This is not the same as issuing bonds on behalf of the whole EU in the form of Eurobonds, as some commentators and politicians have proposed. For Eurobonds to work, the eurozone would have to have a federal system of taxation and revenue transfers. Under a debt-brakes system, national treasuries would still be responsible for their own debt, and fiscal instruments would still differ from country to country, but the total amount of debt allowed for each would have to be agreed on at the EU level — and the decision would be binding.

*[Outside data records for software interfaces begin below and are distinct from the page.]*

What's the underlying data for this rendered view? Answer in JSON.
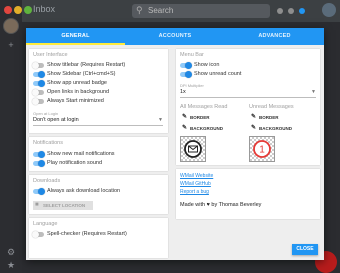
{
  "window": {
    "title": "Inbox"
  },
  "search": {
    "placeholder": "Search"
  },
  "tabs": [
    {
      "label": "GENERAL"
    },
    {
      "label": "ACCOUNTS"
    },
    {
      "label": "ADVANCED"
    }
  ],
  "user_interface": {
    "title": "User Interface",
    "items": [
      {
        "label": "Show titlebar (Requires Restart)",
        "on": false
      },
      {
        "label": "Show Sidebar (Ctrl+cmd+S)",
        "on": true
      },
      {
        "label": "Show app unread badge",
        "on": true
      },
      {
        "label": "Open links in background",
        "on": false
      },
      {
        "label": "Always Start minimized",
        "on": false
      }
    ],
    "open_at_login_label": "Open at Login",
    "open_at_login_value": "Don't open at login"
  },
  "notifications": {
    "title": "Notifications",
    "items": [
      {
        "label": "Show new mail notifications",
        "on": true
      },
      {
        "label": "Play notification sound",
        "on": true
      }
    ]
  },
  "downloads": {
    "title": "Downloads",
    "items": [
      {
        "label": "Always ask download location",
        "on": true
      }
    ],
    "select_location": "SELECT LOCATION"
  },
  "language": {
    "title": "Language",
    "items": [
      {
        "label": "Spell-checker (Requires Restart)",
        "on": false
      }
    ]
  },
  "menu_bar": {
    "title": "Menu Bar",
    "items": [
      {
        "label": "Show icon",
        "on": true
      },
      {
        "label": "Show unread count",
        "on": true
      }
    ],
    "dpi_label": "DPI Multiplier",
    "dpi_value": "1x",
    "all_read_title": "All Messages Read",
    "unread_title": "Unread Messages",
    "border_label": "BORDER",
    "background_label": "BACKGROUND",
    "unread_count": "1"
  },
  "links": {
    "website": "WMail Website",
    "github": "WMail GitHub",
    "report": "Report a bug",
    "made_with": "Made with ♥ by Thomas Beverley"
  },
  "footer": {
    "close": "CLOSE"
  },
  "colors": {
    "primary": "#2196f3",
    "accent": "#ffeb3b",
    "toggle_on": "#1e88e5",
    "badge_red": "#e53935"
  }
}
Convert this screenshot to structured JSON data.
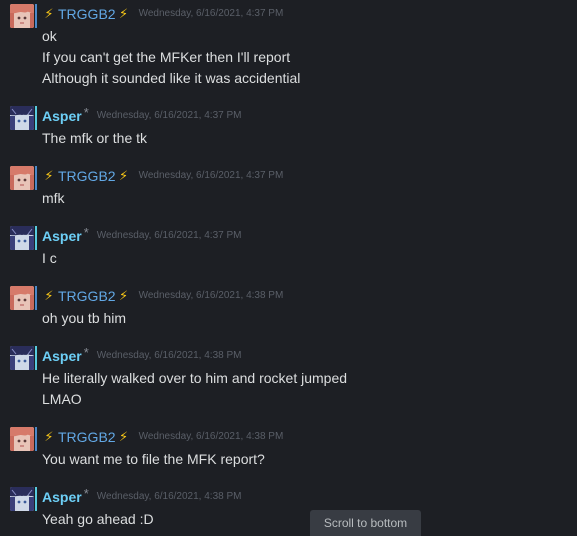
{
  "messages": [
    {
      "author": "TRGGB2",
      "timestamp": "Wednesday, 6/16/2021, 4:37 PM",
      "lines": [
        "ok",
        "If you can't get the MFKer then I'll report",
        "Although it sounded like it was accidential"
      ]
    },
    {
      "author": "Asper",
      "timestamp": "Wednesday, 6/16/2021, 4:37 PM",
      "lines": [
        "The mfk or the tk"
      ]
    },
    {
      "author": "TRGGB2",
      "timestamp": "Wednesday, 6/16/2021, 4:37 PM",
      "lines": [
        "mfk"
      ]
    },
    {
      "author": "Asper",
      "timestamp": "Wednesday, 6/16/2021, 4:37 PM",
      "lines": [
        "I c"
      ]
    },
    {
      "author": "TRGGB2",
      "timestamp": "Wednesday, 6/16/2021, 4:38 PM",
      "lines": [
        "oh you tb him"
      ]
    },
    {
      "author": "Asper",
      "timestamp": "Wednesday, 6/16/2021, 4:38 PM",
      "lines": [
        "He literally walked over to him and rocket jumped",
        "LMAO"
      ]
    },
    {
      "author": "TRGGB2",
      "timestamp": "Wednesday, 6/16/2021, 4:38 PM",
      "lines": [
        "You want me to file the MFK report?"
      ]
    },
    {
      "author": "Asper",
      "timestamp": "Wednesday, 6/16/2021, 4:38 PM",
      "lines": [
        "Yeah go ahead :D"
      ]
    }
  ],
  "icons": {
    "trggb2_decoration": "lightning-bolt-icon",
    "asper_decoration": "star-icon",
    "trggb2_avatar": "anime-girl-pink-avatar",
    "asper_avatar": "anime-character-dark-avatar"
  },
  "colors": {
    "background": "#1d1f24",
    "trggb2_name": "#62a8e5",
    "asper_name": "#6dcff6",
    "bolt": "#f5c518",
    "message_text": "#dcdedf",
    "timestamp": "#5a5f68"
  },
  "scroll_button": {
    "label": "Scroll to bottom"
  }
}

The third component needed for better eurozone policy is stronger enforcement of existing rules. In this respect, the eurozone faces its own version of the old impossible trinity in economics: just as countries cannot have a fixed exchange rate, free capital movement, and an independent monetary policy all at once, the eurozone can’t function if the three enforcing institutions of the Stability and Growth Pact (the Council of Ministers, the European Commission, and the IMF) do not operate properly. The eurozone needs an enforcement mechanism that can both monitor domestic policies and ensure that they are compatible with the union.
The second part of that trinity — the European Commission’s willingness to police — is probably the readiest for being given a stronger role. The EU could give the Economic and Monetary Affairs Commissioner, one of the commission’s 27 members, more power to independently review national budgets, rigorously enforce EU rules, and suggest course corrections for countries with poor fiscal policies. This can be achieved without redrafting the European Commission’s charter. If that still does not work, additional institutional changes may be required — for example, the creation of a European finance minister, as Trichet recently proposed. The minister would have special powers to intervene in national fiscal policies when they get out of order.
The EU’s current institutional framework cannot manage fiscal problems effectively. This does not mean that it is too late to build one that can. Many European citizens want to know why the EU did not monitor Greece’s economy before the crisis — indeed, why the country was even allowed to adopt the euro to begin with if the EU framework could not ensure that its economic practices were sustainable. It is time to turn the monetary union into a stronger political union.
Europe’s union has no modern precedent. It demands original thinking, as much as, if not more than, that of the United States’ Founding Fathers. It also requires similar political courage and leadership.